Using the lines below, work out the count of those that hold "with". Give the number only.
(Dataset records)
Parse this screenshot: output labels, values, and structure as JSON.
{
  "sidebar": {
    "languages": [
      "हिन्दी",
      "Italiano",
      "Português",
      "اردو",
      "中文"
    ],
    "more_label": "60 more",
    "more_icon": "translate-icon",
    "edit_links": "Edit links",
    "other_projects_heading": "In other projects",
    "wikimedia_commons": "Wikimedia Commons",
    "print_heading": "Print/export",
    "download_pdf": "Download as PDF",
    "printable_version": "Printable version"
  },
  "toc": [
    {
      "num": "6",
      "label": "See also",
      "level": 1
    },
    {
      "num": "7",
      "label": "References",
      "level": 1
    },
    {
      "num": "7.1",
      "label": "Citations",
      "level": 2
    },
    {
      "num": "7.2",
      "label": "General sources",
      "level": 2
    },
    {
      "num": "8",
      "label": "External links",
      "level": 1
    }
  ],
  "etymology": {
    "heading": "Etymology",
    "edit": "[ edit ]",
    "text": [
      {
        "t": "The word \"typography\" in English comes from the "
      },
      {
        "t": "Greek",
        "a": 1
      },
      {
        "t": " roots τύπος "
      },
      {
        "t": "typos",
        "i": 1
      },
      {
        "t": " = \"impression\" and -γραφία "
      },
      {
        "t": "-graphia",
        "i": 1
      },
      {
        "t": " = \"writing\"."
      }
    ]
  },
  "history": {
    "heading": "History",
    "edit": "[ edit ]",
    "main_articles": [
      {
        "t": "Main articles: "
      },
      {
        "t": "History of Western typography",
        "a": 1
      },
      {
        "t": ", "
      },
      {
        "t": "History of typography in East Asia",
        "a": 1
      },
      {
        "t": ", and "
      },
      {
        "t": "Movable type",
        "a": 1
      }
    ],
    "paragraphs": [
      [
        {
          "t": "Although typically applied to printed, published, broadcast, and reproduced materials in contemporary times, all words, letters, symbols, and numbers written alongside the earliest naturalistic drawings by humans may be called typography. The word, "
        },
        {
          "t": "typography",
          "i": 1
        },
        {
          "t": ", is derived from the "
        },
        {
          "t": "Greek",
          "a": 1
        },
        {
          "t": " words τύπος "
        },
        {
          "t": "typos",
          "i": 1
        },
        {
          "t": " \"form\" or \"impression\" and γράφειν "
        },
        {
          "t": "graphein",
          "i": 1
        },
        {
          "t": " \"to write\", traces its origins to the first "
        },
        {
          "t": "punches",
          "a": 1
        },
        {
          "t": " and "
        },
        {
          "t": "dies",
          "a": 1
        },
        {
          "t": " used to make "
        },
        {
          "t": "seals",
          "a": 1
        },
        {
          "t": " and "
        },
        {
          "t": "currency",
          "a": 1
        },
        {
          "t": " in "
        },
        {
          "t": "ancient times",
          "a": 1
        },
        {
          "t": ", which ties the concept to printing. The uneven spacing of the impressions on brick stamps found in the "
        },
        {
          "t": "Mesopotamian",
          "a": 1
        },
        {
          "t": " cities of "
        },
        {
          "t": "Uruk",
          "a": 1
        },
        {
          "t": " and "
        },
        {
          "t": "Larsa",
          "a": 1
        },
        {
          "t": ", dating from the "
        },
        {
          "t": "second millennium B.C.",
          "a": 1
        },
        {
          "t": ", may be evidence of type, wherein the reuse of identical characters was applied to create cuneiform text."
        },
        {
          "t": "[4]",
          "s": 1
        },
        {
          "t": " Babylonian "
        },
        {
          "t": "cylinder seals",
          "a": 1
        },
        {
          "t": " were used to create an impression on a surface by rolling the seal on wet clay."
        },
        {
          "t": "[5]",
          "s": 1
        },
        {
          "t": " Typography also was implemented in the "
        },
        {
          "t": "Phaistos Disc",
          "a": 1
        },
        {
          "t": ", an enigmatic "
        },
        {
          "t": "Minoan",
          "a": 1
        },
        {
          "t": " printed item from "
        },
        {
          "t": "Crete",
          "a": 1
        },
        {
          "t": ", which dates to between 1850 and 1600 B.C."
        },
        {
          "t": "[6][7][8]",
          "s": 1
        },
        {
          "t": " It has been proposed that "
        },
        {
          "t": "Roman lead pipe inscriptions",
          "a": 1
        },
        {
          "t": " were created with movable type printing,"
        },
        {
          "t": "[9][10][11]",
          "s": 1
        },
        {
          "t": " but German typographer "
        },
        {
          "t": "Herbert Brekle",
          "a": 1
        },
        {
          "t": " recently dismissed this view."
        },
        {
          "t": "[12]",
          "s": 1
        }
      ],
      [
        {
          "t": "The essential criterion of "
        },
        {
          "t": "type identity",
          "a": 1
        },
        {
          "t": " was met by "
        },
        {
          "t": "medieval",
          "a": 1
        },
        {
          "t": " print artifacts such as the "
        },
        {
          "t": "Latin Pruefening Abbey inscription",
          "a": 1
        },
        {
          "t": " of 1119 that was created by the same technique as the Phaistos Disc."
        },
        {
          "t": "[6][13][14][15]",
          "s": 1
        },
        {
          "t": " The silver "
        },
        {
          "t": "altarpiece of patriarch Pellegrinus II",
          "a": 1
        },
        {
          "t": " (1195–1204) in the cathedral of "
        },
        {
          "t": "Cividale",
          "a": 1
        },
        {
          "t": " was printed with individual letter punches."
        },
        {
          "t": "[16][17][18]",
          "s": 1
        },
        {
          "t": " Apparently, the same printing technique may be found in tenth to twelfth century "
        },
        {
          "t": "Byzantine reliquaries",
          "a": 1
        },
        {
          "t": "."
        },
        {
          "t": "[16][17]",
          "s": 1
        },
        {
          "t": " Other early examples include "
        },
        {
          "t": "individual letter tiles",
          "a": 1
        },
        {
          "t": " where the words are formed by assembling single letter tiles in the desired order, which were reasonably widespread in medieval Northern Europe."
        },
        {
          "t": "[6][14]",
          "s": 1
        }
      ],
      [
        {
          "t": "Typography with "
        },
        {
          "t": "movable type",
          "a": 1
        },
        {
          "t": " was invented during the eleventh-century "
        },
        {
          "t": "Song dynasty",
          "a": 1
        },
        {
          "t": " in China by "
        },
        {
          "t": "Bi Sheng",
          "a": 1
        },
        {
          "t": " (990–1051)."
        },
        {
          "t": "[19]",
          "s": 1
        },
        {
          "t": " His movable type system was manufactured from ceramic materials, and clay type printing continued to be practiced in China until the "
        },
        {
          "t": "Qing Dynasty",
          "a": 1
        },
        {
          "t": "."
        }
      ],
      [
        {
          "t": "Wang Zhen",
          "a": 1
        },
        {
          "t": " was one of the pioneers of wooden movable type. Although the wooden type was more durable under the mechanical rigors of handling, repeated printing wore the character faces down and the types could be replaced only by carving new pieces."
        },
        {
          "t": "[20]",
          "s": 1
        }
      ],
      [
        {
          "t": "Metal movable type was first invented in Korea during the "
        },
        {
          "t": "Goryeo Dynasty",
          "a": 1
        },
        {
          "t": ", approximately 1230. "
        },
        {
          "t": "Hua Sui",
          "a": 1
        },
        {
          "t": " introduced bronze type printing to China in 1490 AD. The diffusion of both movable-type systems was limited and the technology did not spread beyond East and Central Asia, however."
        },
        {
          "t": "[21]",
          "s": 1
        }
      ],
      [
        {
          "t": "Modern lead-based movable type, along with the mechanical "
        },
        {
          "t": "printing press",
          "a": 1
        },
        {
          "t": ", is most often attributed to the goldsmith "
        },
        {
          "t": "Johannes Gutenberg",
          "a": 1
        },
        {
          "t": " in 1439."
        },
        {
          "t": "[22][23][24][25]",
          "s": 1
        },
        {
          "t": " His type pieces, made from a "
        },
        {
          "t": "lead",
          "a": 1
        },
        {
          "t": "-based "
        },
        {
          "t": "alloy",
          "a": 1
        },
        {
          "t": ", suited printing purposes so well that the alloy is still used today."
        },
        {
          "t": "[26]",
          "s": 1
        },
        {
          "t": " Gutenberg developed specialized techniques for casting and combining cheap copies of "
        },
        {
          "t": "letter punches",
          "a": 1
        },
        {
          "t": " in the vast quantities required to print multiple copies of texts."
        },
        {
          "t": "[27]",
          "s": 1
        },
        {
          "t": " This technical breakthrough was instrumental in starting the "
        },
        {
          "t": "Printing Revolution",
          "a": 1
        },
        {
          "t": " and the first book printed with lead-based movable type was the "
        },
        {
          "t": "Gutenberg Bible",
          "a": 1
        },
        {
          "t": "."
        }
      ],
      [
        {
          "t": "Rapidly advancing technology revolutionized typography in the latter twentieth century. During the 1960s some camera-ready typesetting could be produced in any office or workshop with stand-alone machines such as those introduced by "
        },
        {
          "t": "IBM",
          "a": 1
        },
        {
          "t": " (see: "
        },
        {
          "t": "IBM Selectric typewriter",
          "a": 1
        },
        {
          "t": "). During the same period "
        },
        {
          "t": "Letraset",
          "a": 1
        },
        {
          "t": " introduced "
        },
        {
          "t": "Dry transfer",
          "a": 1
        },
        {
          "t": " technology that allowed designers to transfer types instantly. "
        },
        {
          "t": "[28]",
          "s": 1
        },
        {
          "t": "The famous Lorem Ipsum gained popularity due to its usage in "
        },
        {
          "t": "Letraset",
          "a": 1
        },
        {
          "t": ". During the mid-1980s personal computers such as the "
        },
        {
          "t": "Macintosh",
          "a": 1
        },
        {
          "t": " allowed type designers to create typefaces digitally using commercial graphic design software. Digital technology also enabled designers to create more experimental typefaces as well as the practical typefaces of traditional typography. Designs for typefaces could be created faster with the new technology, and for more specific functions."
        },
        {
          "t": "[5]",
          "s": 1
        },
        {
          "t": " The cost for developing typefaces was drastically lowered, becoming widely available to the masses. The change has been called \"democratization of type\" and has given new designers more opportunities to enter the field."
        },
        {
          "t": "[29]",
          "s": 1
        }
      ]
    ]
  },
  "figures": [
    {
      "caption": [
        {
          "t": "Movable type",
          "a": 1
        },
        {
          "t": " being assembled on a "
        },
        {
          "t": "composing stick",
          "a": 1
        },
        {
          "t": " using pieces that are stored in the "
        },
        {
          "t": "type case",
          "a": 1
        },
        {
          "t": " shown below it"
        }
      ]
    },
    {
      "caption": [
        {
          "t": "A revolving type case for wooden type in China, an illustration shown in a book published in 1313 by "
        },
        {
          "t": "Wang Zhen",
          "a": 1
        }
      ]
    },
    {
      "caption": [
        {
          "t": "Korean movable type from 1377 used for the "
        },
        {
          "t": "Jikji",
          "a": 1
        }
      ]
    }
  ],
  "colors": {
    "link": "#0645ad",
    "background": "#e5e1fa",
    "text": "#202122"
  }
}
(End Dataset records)
> **Worked solution**
7